  • Is there an inventory of the volume, variety and sources of HR information? Are the sources, media types and locations of this information well documented?
  • Is there a good understanding of the HR technology infrastructure? What technologies are in place and where are they being used? Is each being used to its full potential?
  • How is information secured? Is encryption used? Does a centralized, secure repository exist? How is information currently shared?
  • Is the right team member in place to advise on the changing, complex regulatory environment? (Even though that’s not a technical question, it’s a question that’s going to impact how technology will be applied.)
  • Where do technology gaps exist? Are there capabilities for information-document capture, storage, uploading, retrieval, data extraction, data validation, data retention, data indexing? How about enterprise search? Are rules-based workflows in place? Is the latest technology and/or updates to mitigate the newest security threats being implemented?

Ensure process comes before technology for successful digitization

For HR, securing and regulating information while making it easily accessible to the right people from the right place has been a constant challenge—especially when HR deals with more content from more sources than ever. Without standardized controls for managing it, HR staff can’t know what information they have, where it is, who has access to it or if policies for compliance are being followed.

In order for digital transformation to be successful, HR departments should take a process-first approach, so they can evaluate whether there is already technology in the organization that can be applied or re-applied to help address their challenges. They then need to identify where gaps exist between these technology applications. It’s wishful thinking to believe that one giant system will solve all of these problems.

Companies that have digitally transformed their HR functions have found measurable success. With the right strategy, supported by a well-thought-out technology infrastructure, HR can eliminate the reign of information chaos—enabling faster access to information from where it’s needed, digitizing manual processes, better protecting employee data and simplifying compliance.
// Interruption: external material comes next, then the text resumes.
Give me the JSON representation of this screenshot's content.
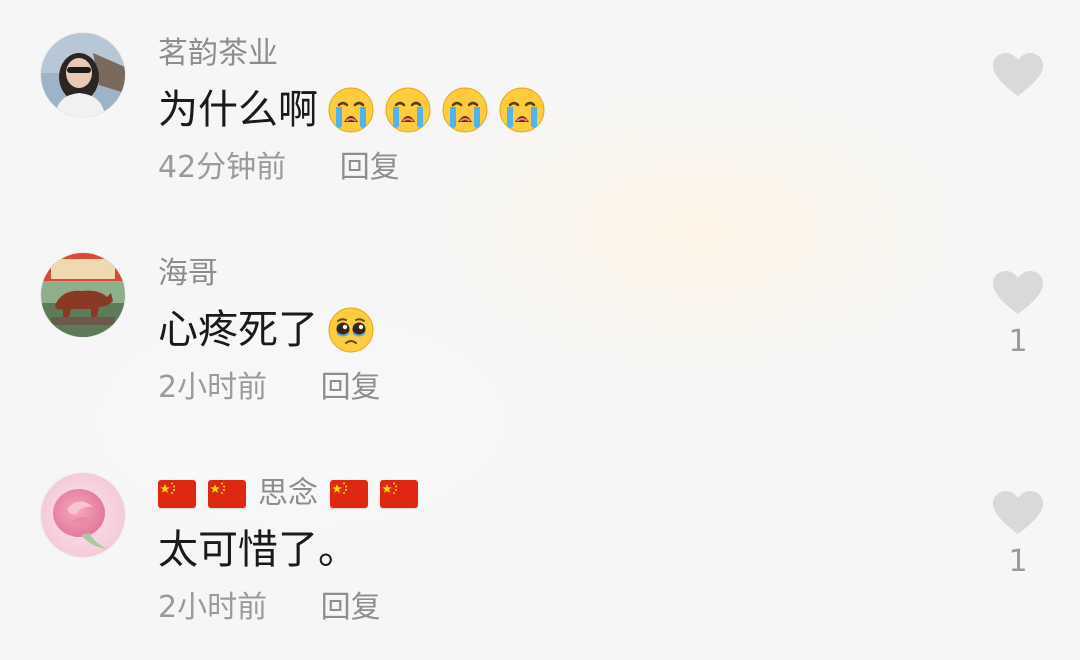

David Winkler is executive vice president and chief product officer at Docufree, a business-process services provider of large-volume document scanning, cloud-based document management and intelligent process automation.